Q4. Western alienation will continue to grow. Ottawa will attempt to make inroads but only in small ways. The new deputy PM will not be successful. Equalization payment formula will continue to be a burden on Alberta. Alberta and Saskatchewan will continue to have more bitterness towards Ottawa and the ugly relationship will grow more intense.
Q1. The Liberals are going to need time to repair Justin Trudeau’s image. None of the other parties have Leaders who are in a strong position.
Q2. Justin Trudeau will still be there and so will Jagmeet Singh. Andrew Scheer will be gone. The Conservatives are fighting among themselves, but perhaps Peter McKay might resurface.
Q3. I don’t see where parties have similar philosophies. I think they will all just sit back and see what the government brings forward and find fault.
Q4. The only way they can make inroads is to spend more time in the west or find some good candidates. The west is in for a very uncomfortable time.
Q1. This government will last 1-2 years. the west will make it harder to please the Bloc Québécois and NDP with their stance on Western energy.
Q2. Justin Trudeau and Andrew Scheer will be replaced, Jagmeet Singh will be retained.
Q3. There will be a slow compromise in order to try and appease the west. It won’t be fast and it won’t be big.
Q4. Western alienation is huge. They could hold parliament here for one month each sitting.
Q1. About 2 years if the conservatives select a new leader.
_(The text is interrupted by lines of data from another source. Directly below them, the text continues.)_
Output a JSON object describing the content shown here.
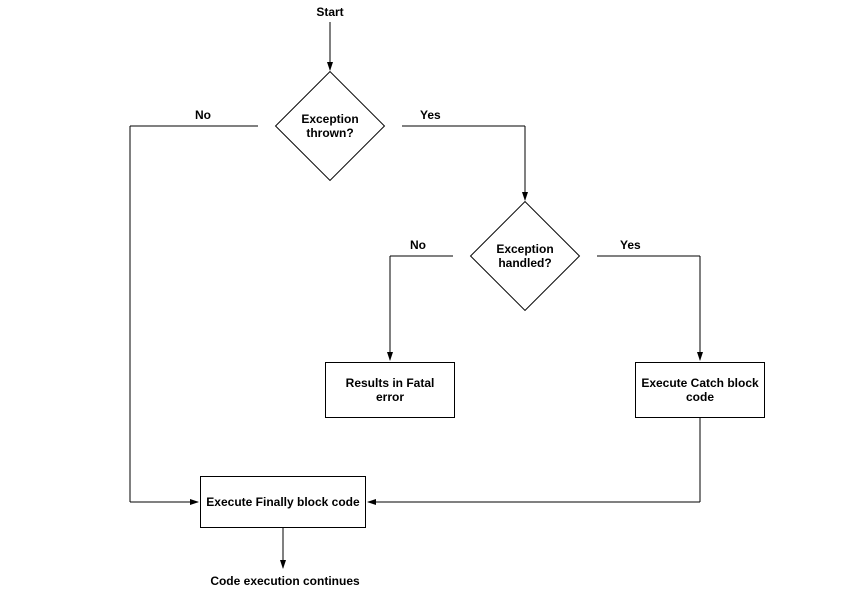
{
  "nodes": {
    "start": "Start",
    "decision1": "Exception thrown?",
    "decision1_no": "No",
    "decision1_yes": "Yes",
    "decision2": "Exception handled?",
    "decision2_no": "No",
    "decision2_yes": "Yes",
    "fatal": "Results in Fatal error",
    "catch": "Execute Catch block code",
    "finally": "Execute Finally block code",
    "continue": "Code execution continues"
  }
}
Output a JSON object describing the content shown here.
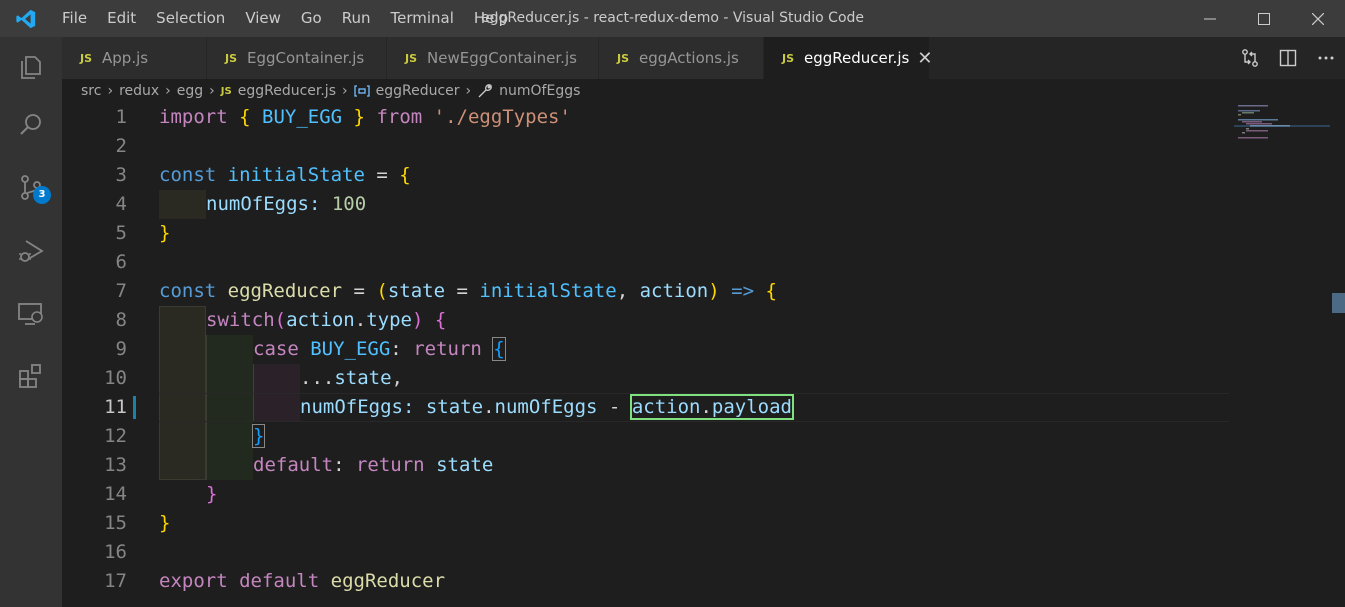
{
  "window": {
    "title": "eggReducer.js - react-redux-demo - Visual Studio Code"
  },
  "menu": [
    "File",
    "Edit",
    "Selection",
    "View",
    "Go",
    "Run",
    "Terminal",
    "Help"
  ],
  "activity": {
    "source_control_badge": "3"
  },
  "tabs": [
    {
      "label": "App.js",
      "icon": "JS"
    },
    {
      "label": "EggContainer.js",
      "icon": "JS"
    },
    {
      "label": "NewEggContainer.js",
      "icon": "JS"
    },
    {
      "label": "eggActions.js",
      "icon": "JS"
    },
    {
      "label": "eggReducer.js",
      "icon": "JS",
      "active": true
    }
  ],
  "breadcrumb": {
    "parts": [
      "src",
      "redux",
      "egg",
      "eggReducer.js",
      "eggReducer",
      "numOfEggs"
    ],
    "js_icon": "JS"
  },
  "editor": {
    "line_numbers": [
      "1",
      "2",
      "3",
      "4",
      "5",
      "6",
      "7",
      "8",
      "9",
      "10",
      "11",
      "12",
      "13",
      "14",
      "15",
      "16",
      "17"
    ],
    "active_line": "11",
    "tokens": {
      "import": "import",
      "lb": "{",
      "BUY_EGG": "BUY_EGG",
      "rb": "}",
      "from": "from",
      "path": "'./eggTypes'",
      "const": "const",
      "initialState": "initialState",
      "eq": "=",
      "numOfEggs": "numOfEggs",
      "colon": ":",
      "hundred": "100",
      "eggReducer": "eggReducer",
      "lp": "(",
      "state": "state",
      "comma": ",",
      "action": "action",
      "rp": ")",
      "arrow": "=>",
      "switch": "switch",
      "dot": ".",
      "type": "type",
      "case": "case",
      "return": "return",
      "spread": "...",
      "minus": "-",
      "payload": "payload",
      "default": "default",
      "export": "export"
    }
  }
}
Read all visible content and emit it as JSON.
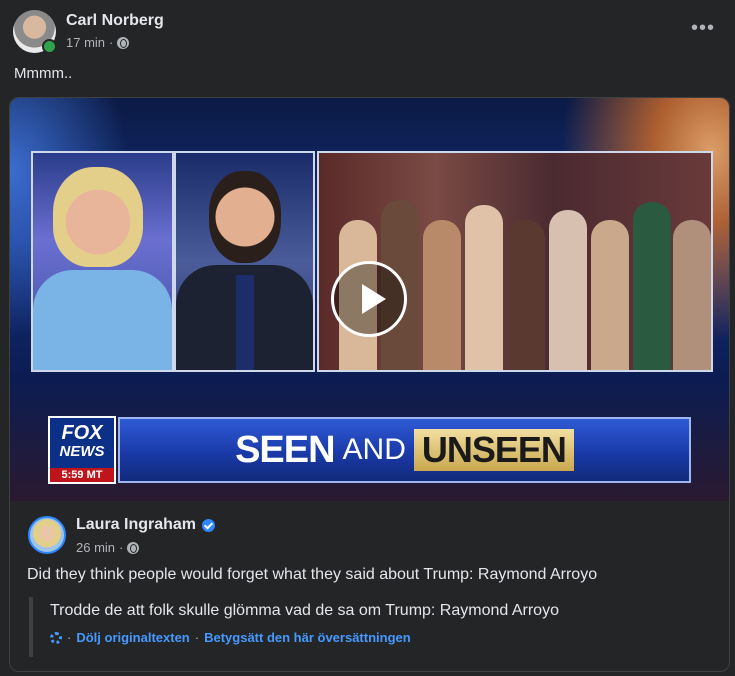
{
  "post": {
    "author": "Carl Norberg",
    "time": "17 min",
    "separator": "·",
    "more": "•••",
    "text": "Mmmm.."
  },
  "shared": {
    "video": {
      "banner_seen": "SEEN",
      "banner_and": "AND",
      "banner_unseen": "UNSEEN",
      "logo_fox": "FOX",
      "logo_news": "NEWS",
      "logo_time": "5:59 MT"
    },
    "source": {
      "author": "Laura Ingraham",
      "time": "26 min",
      "separator": "·"
    },
    "caption": "Did they think people would forget what they said about Trump: Raymond Arroyo",
    "translation": {
      "text": "Trodde de att folk skulle glömma vad de sa om Trump: Raymond Arroyo",
      "sep1": "·",
      "hide_label": "Dölj originaltexten",
      "sep2": "·",
      "rate_label": "Betygsätt den här översättningen"
    }
  },
  "colors": {
    "background": "#242526",
    "text": "#e4e6eb",
    "secondary": "#b0b3b8",
    "link": "#4599ff",
    "online": "#31a24c",
    "verified": "#2d88ff"
  },
  "icons": [
    "globe-icon",
    "more-icon",
    "play-icon",
    "verified-icon",
    "gear-icon"
  ]
}
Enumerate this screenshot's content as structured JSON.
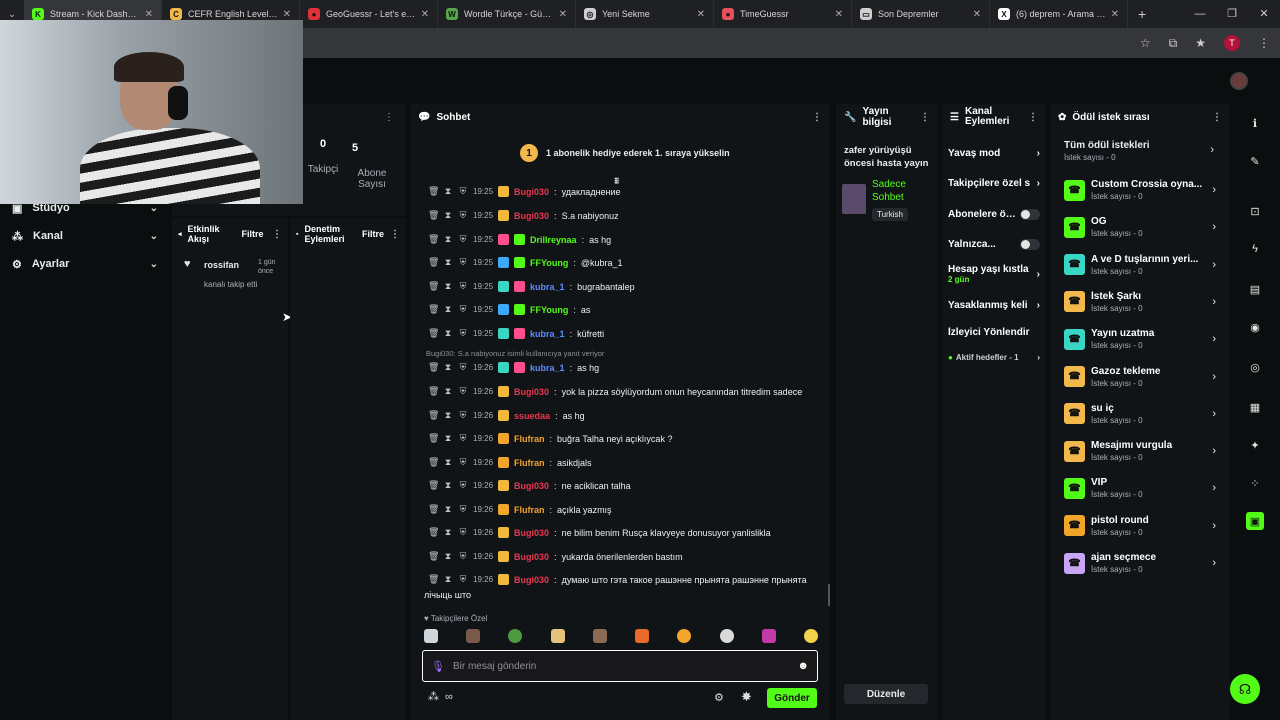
{
  "browser": {
    "tabs": [
      {
        "title": "Stream - Kick Dashboard",
        "icon": "kick-icon",
        "color": "#53fc18",
        "glyph": "K"
      },
      {
        "title": "CEFR English Level Test - ",
        "icon": "cefr-icon",
        "color": "#f2b84b",
        "glyph": "C"
      },
      {
        "title": "GeoGuessr - Let's explore",
        "icon": "geoguessr-icon",
        "color": "#e0303a",
        "glyph": "●"
      },
      {
        "title": "Wordle Türkçe - Günlük K",
        "icon": "wordle-icon",
        "color": "#57a64a",
        "glyph": "W"
      },
      {
        "title": "Yeni Sekme",
        "icon": "chrome-icon",
        "color": "#cfcfcf",
        "glyph": "◎"
      },
      {
        "title": "TimeGuessr",
        "icon": "timeguessr-icon",
        "color": "#e8505b",
        "glyph": "●"
      },
      {
        "title": "Son Depremler",
        "icon": "page-icon",
        "color": "#cfcfcf",
        "glyph": "▭"
      },
      {
        "title": "(6) deprem - Arama / X",
        "icon": "x-icon",
        "color": "#ffffff",
        "glyph": "X"
      }
    ],
    "newtab": "+",
    "profile_initial": "T"
  },
  "sidebar": {
    "items": [
      {
        "label": "Stüdyo",
        "icon": "studio-icon"
      },
      {
        "label": "Kanal",
        "icon": "channel-icon"
      },
      {
        "label": "Ayarlar",
        "icon": "settings-icon"
      }
    ]
  },
  "stats": [
    {
      "value": "0",
      "label": "Takipçi"
    },
    {
      "value": "5",
      "label": "Abone Sayısı"
    }
  ],
  "activity": {
    "title": "Etkinlik Akışı",
    "filter": "Filtre",
    "event_user": "rossifan",
    "event_time": "1 gün önce",
    "event_text": "kanalı takip etti"
  },
  "moderation": {
    "title": "Denetim Eylemleri",
    "filter": "Filtre"
  },
  "chat": {
    "title": "Sohbet",
    "pinned_rank": "1",
    "pinned": "1 abonelik hediye ederek 1. sıraya yükselin",
    "reply_note": "Bugi030: S.a nabiyonuz isimli kullanıcıya yanıt veriyor",
    "messages": [
      {
        "time": "19:25",
        "user": "Bugi030",
        "color": "#e8384f",
        "badges": [
          "#f2b83b"
        ],
        "text": "удакладнение"
      },
      {
        "time": "19:25",
        "user": "Bugi030",
        "color": "#e8384f",
        "badges": [
          "#f2b83b"
        ],
        "text": "S.a nabiyonuz"
      },
      {
        "time": "19:25",
        "user": "Drillreynaa",
        "color": "#53fc18",
        "badges": [
          "#ff4d8d",
          "#53fc18"
        ],
        "text": "as hg"
      },
      {
        "time": "19:25",
        "user": "FFYoung",
        "color": "#53fc18",
        "badges": [
          "#3da9fc",
          "#53fc18"
        ],
        "text": "@kubra_1"
      },
      {
        "time": "19:25",
        "user": "kubra_1",
        "color": "#5b8cff",
        "badges": [
          "#3ad6c4",
          "#ff4d8d"
        ],
        "text": "bugrabantalep"
      },
      {
        "time": "19:25",
        "user": "FFYoung",
        "color": "#53fc18",
        "badges": [
          "#3da9fc",
          "#53fc18"
        ],
        "text": "as"
      },
      {
        "time": "19:25",
        "user": "kubra_1",
        "color": "#5b8cff",
        "badges": [
          "#3ad6c4",
          "#ff4d8d"
        ],
        "text": "küfretti"
      },
      {
        "time": "19:26",
        "user": "kubra_1",
        "color": "#5b8cff",
        "badges": [
          "#3ad6c4",
          "#ff4d8d"
        ],
        "text": "as hg"
      },
      {
        "time": "19:26",
        "user": "Bugi030",
        "color": "#e8384f",
        "badges": [
          "#f2b83b"
        ],
        "text": "yok la pizza söylüyordum onun heycanından titredim sadece"
      },
      {
        "time": "19:26",
        "user": "ssuedaa",
        "color": "#e8384f",
        "badges": [
          "#f2b83b"
        ],
        "text": "as hg"
      },
      {
        "time": "19:26",
        "user": "Flufran",
        "color": "#f2a52b",
        "badges": [
          "#f2a52b"
        ],
        "text": "buğra Talha neyi açıklıycak ?"
      },
      {
        "time": "19:26",
        "user": "Flufran",
        "color": "#f2a52b",
        "badges": [
          "#f2a52b"
        ],
        "text": "asikdjals"
      },
      {
        "time": "19:26",
        "user": "Bugi030",
        "color": "#e8384f",
        "badges": [
          "#f2b83b"
        ],
        "text": "ne aciklican talha"
      },
      {
        "time": "19:26",
        "user": "Flufran",
        "color": "#f2a52b",
        "badges": [
          "#f2a52b"
        ],
        "text": "açıkla yazmış"
      },
      {
        "time": "19:26",
        "user": "Bugi030",
        "color": "#e8384f",
        "badges": [
          "#f2b83b"
        ],
        "text": "ne bilim benim Rusça klavyeye donusuyor yanlislikla"
      },
      {
        "time": "19:26",
        "user": "Bugi030",
        "color": "#e8384f",
        "badges": [
          "#f2b83b"
        ],
        "text": "yukarda önerilenlerden bastım"
      },
      {
        "time": "19:26",
        "user": "Bugi030",
        "color": "#e8384f",
        "badges": [
          "#f2b83b"
        ],
        "text": "думаю што гэта такое рашэнне прынята рашэнне прынята"
      }
    ],
    "last_line_wrap": "лічыць што",
    "followers_only": "Takipçilere Özel",
    "placeholder": "Bir mesaj gönderin",
    "send": "Gönder",
    "infinity": "∞"
  },
  "stream_info": {
    "title": "Yayın bilgisi",
    "stream_title": "zafer yürüyüşü öncesi hasta yayın",
    "chat_mode": "Sadece Sohbet",
    "language": "Turkish",
    "edit": "Düzenle"
  },
  "channel_actions": {
    "title": "Kanal Eylemleri",
    "items": [
      {
        "label": "Yavaş mod",
        "kind": "chevron"
      },
      {
        "label": "Takipçilere özel s",
        "kind": "chevron"
      },
      {
        "label": "Abonelere öz...",
        "kind": "toggle"
      },
      {
        "label": "Yalnızca...",
        "kind": "toggle"
      },
      {
        "label": "Hesap yaşı kıstla",
        "kind": "chevron",
        "sub": "2 gün"
      },
      {
        "label": "Yasaklanmış keli",
        "kind": "chevron"
      },
      {
        "label": "İzleyici Yönlendir",
        "kind": "none"
      },
      {
        "label": "Aktif hedefler - 1",
        "kind": "chevron"
      }
    ]
  },
  "rewards": {
    "title": "Ödül istek sırası",
    "all_title": "Tüm ödül istekleri",
    "all_sub": "İstek sayısı - 0",
    "items": [
      {
        "name": "Custom Crossia oyna...",
        "sub": "İstek sayısı - 0",
        "color": "#53fc18"
      },
      {
        "name": "OG",
        "sub": "İstek sayısı - 0",
        "color": "#53fc18"
      },
      {
        "name": "A ve D tuşlarının yeri...",
        "sub": "İstek sayısı - 0",
        "color": "#3ad6c4"
      },
      {
        "name": "İstek Şarkı",
        "sub": "İstek sayısı - 0",
        "color": "#f2b84b"
      },
      {
        "name": "Yayın uzatma",
        "sub": "İstek sayısı - 0",
        "color": "#3ad6c4"
      },
      {
        "name": "Gazoz tekleme",
        "sub": "İstek sayısı - 0",
        "color": "#f2b84b"
      },
      {
        "name": "su iç",
        "sub": "İstek sayısı - 0",
        "color": "#f2b84b"
      },
      {
        "name": "Mesajımı vurgula",
        "sub": "İstek sayısı - 0",
        "color": "#f2b84b"
      },
      {
        "name": "VIP",
        "sub": "İstek sayısı - 0",
        "color": "#53fc18"
      },
      {
        "name": "pistol round",
        "sub": "İstek sayısı - 0",
        "color": "#f2a52b"
      },
      {
        "name": "ajan seçmece",
        "sub": "İstek sayısı - 0",
        "color": "#c9a6f5"
      }
    ]
  },
  "colors": {
    "accent": "#53fc18",
    "panel": "#111417",
    "bg": "#0b0e0f"
  }
}
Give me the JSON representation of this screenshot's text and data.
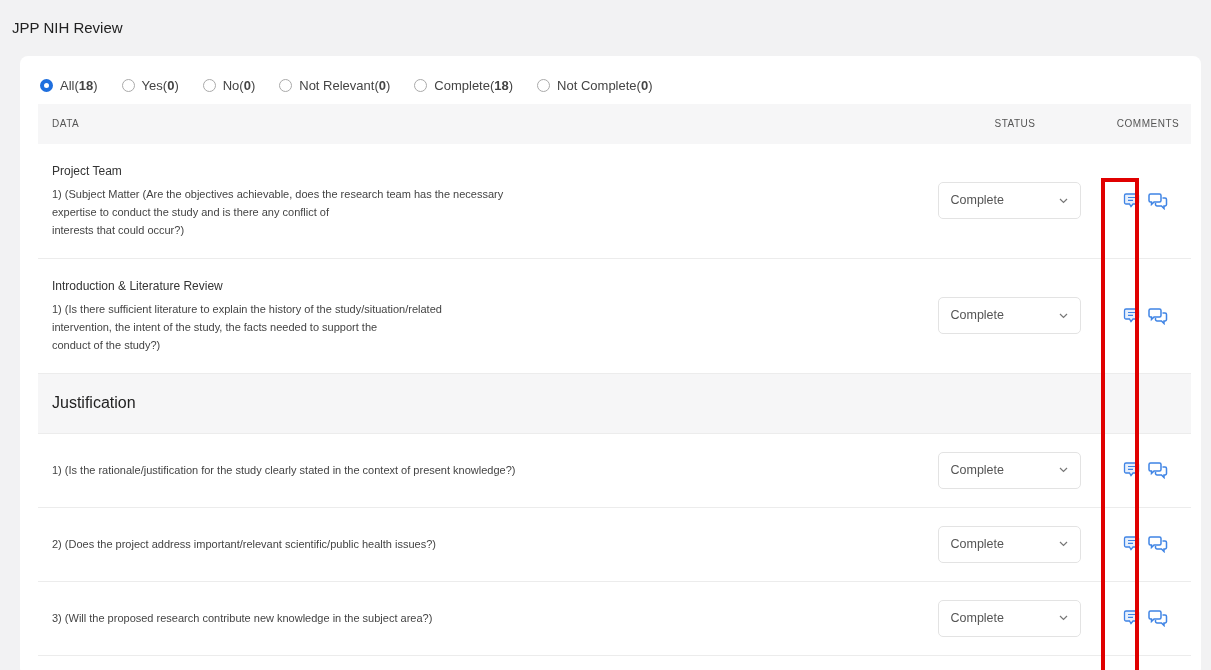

Otherwise, because of their strong minority position, it would not be surprising to me if this minority government went the full mandate providing Trudeau can pacify at least some western issues.
Q2. Trudeau has weathered the storm of far too many scandals and could gain a majority government in the next election should the opposition not get their act together. Despite losing seats Singh appears to be on solid ground. Scheer, a nice man, appeared to me to be out of his element while addressing such things as gay rights, abortion, and the environment. Some say the die has been cast and he cannot recover. Like him or not, as a conservative leader, I think Max Bernier would have been an effective, major thorn in the side of the Liberals. Jason Kenney, Rona Ambrose, Peter McKay, and Lisa Raitt are a few who could be viable candidates.
Q3. There are many areas where conservatives can support the Liberals. A few examples are TMX, an energy corridor, consideration of further pipelines and adjustments to equalization. With the recent CN strike, and the hardships it created, one would think even Quebec should surely change their views on pipelines.